The definition of a death cross can vary depending on who you ask but generally it refers to the 50-day moving average crossing under the 200-day moving average. A common condition added to this definition is that the 200-day moving average must also be on a downward trend.
Generally this is seen as a bearish sign and is supposed to indicate that the market has a negative outlook on the future of gold prices.
So with gold entering a death cross, you have to ask: how useful is this indicator? While many technicians do use other indicators in combination with the death cross to get a better feel of market direction, it’s still an interesting statistical exercise to look through historical data.
After all, how often do death crosses and their opposite, the golden crosses, occur? What is the typical price performance a week, a month, a quarter and a half year after? Do they actually predict longer term market deterioration?
The first question of death cross frequency is a relatively simple one to answer using historical data. Using gold spot price available from the World Gold Council at Gold.org, an analysis found the commodity metal has seen 37 total 50/200-day moving average crossovers (including last week) since 1979.

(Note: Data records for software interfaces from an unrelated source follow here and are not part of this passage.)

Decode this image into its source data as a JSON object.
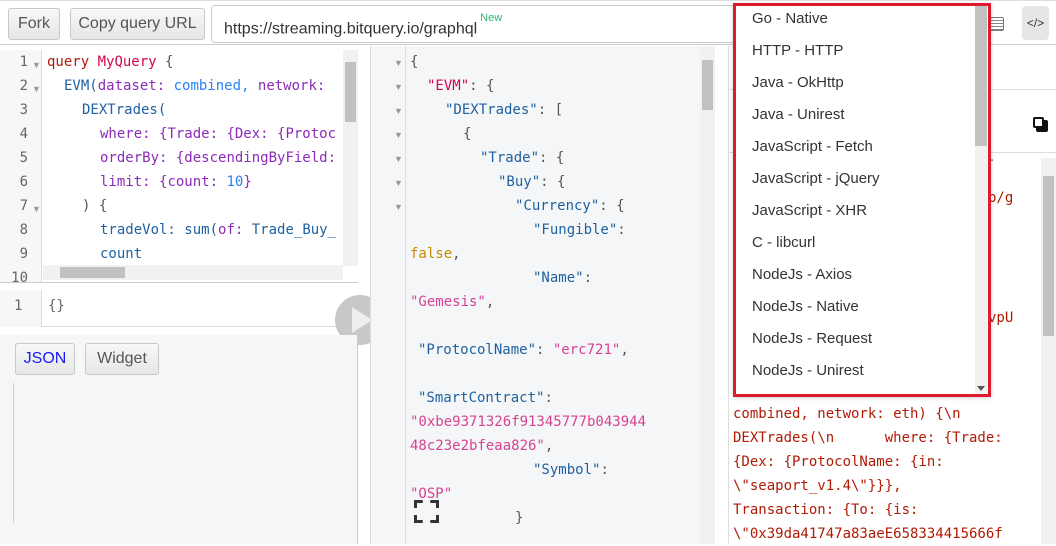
{
  "toolbar": {
    "fork": "Fork",
    "copy_url": "Copy query URL",
    "endpoint": "https://streaming.bitquery.io/graphql",
    "new_badge": "New"
  },
  "query_editor": {
    "lines": [
      {
        "n": "1",
        "fold": true
      },
      {
        "n": "2",
        "fold": true
      },
      {
        "n": "3"
      },
      {
        "n": "4"
      },
      {
        "n": "5"
      },
      {
        "n": "6"
      },
      {
        "n": "7",
        "fold": true
      },
      {
        "n": "8"
      },
      {
        "n": "9"
      },
      {
        "n": "10"
      }
    ],
    "code": {
      "l1a": "query",
      "l1b": "MyQuery",
      "l1c": "{",
      "l2a": "EVM(",
      "l2b": "dataset:",
      "l2c": "combined,",
      "l2d": "network:",
      "l3": "DEXTrades(",
      "l4a": "where:",
      "l4b": "{Trade: {Dex: {Protoc",
      "l5a": "orderBy:",
      "l5b": "{descendingByField:",
      "l6a": "limit:",
      "l6b": "{count:",
      "l6c": "10",
      "l6d": "}",
      "l7": ") {",
      "l8a": "tradeVol:",
      "l8b": "sum(",
      "l8c": "of:",
      "l8d": "Trade_Buy_",
      "l9": "count"
    }
  },
  "variables_editor": {
    "line": "1",
    "value": "{}"
  },
  "result_tabs": {
    "json": "JSON",
    "widget": "Widget"
  },
  "result": {
    "l1": "{",
    "l2k": "\"EVM\"",
    "l2p": ": {",
    "l3k": "\"DEXTrades\"",
    "l3p": ": [",
    "l4": "{",
    "l5k": "\"Trade\"",
    "l5p": ": {",
    "l6k": "\"Buy\"",
    "l6p": ": {",
    "l7k": "\"Currency\"",
    "l7p": ": {",
    "l8k": "\"Fungible\"",
    "l8p": ":",
    "l9v": "false",
    "l9p": ",",
    "l10k": "\"Name\"",
    "l10p": ":",
    "l11v": "\"Gemesis\"",
    "l11p": ",",
    "l12k": "\"ProtocolName\"",
    "l12p": ": ",
    "l12v": "\"erc721\"",
    "l12q": ",",
    "l13k": "\"SmartContract\"",
    "l13p": ":",
    "l14v": "\"0xbe9371326f91345777b043944",
    "l15v": "48c23e2bfeaa826\"",
    "l15p": ",",
    "l16k": "\"Symbol\"",
    "l16p": ":",
    "l17v": "\"OSP\"",
    "l18": "}"
  },
  "code_panel": {
    "partial": [
      "T",
      "p/g",
      "vpU"
    ],
    "lines": [
      "combined, network: eth) {\\n",
      "DEXTrades(\\n      where: {Trade:",
      "{Dex: {ProtocolName: {in:",
      "\\\"seaport_v1.4\\\"}}},",
      "Transaction: {To: {is:",
      "\\\"0x39da41747a83aeE658334415666f"
    ]
  },
  "language_dropdown": {
    "options": [
      "Go - Native",
      "HTTP - HTTP",
      "Java - OkHttp",
      "Java - Unirest",
      "JavaScript - Fetch",
      "JavaScript - jQuery",
      "JavaScript - XHR",
      "C - libcurl",
      "NodeJs - Axios",
      "NodeJs - Native",
      "NodeJs - Request",
      "NodeJs - Unirest"
    ],
    "highlight_color": "#e0192f"
  }
}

That works out to 19 death crosses and 18 golden crosses at roughly 1 crossover per year.
The tables below list each death and golden cross occurrence along with the number of trading days each period and the percent change after one week, one month, three months, six months and until the crossover reverses (by definition, a golden cross always occurs after each death cross and vice versa).
Death cross performance since 1979
|Death cross||Trading days lasted||% change after 1 week||% change after 1 month||% change after 3 months||% change after 6 months||% change ar reversal|
|Feb. 20, 2013||TBD||TBD||TBD||TBD||TBD||TBD|
|Feb. 10, 2012||10||0.7||-0.8*||-6.6*||-5.4*||3.8|
|Sept. 1, 2008||116||-1.7||7.0||-5.4||14.0*||8.9|
|Oct. 19, 2006||43||-0.2||4.7||5.4*||14.2*||2.8|
|May 30, 2005||56||1.8||4.5||3.0*||18.5*||6.0|
|June 4, 2004||85||-0.9||2.6||3.4||16.7*||7.0|
|May 3, 2000||290||0.7||2.8||-0.1||-4.0||-2.1|
|Dec. 14, 1998||221||-0.6||-2.0||-0.6||-10.7||6.9|
|June 12, 1996||642||0.4||-0.3||-0.7||-4.2||-23.0|
|Sept. 27, 1995||66||-0.3||-0.3||0.9||4.3*||0.9|
|Dec. 16, 1994||90||0.3||-0.7||0.9||2.9*||3.4|
|Oct. 2, 1992||155||0.6||-2.4||-5.7||-2.3||2.2|
|Jan. 30, 1992||157||0.0||-1.6||-5.5||0.2||-3.9|
|Feb. 27, 1991||202||1.7||-1.7||-1.2||-1.7||1.3|
|May 1, 1990||104||0.3||-1.6||0.3||2.9*||5.4|
|March 2, 1988||452||1.8||6.5||6.5||0,.0||-4.4|
|Aprl 29, 1983||588||0.5||1.9||-1.7||-11.0||-24.2|
|Jan. 7, 1981||432||-0.6||-10.8||-12.5||-30.8||-20.8|
|Avg. last 10 years||71||-0.3||1.9||-0.8||10.4||5.8|
|Median last 10 years||71||-0.6||3,.6||-0.7||14.1||6.1|
* indicates after reversal
For death crosses, the average length is 212 trading days while the median length is only 135, indicating a few occurrences’ lasted unusually long. Within the last 10 years, the average has only been 71 days, a significantly shorter length.
In fact, none have lasted six months or longer since 2000. If the pattern holds, the current death cross may only last 3 months.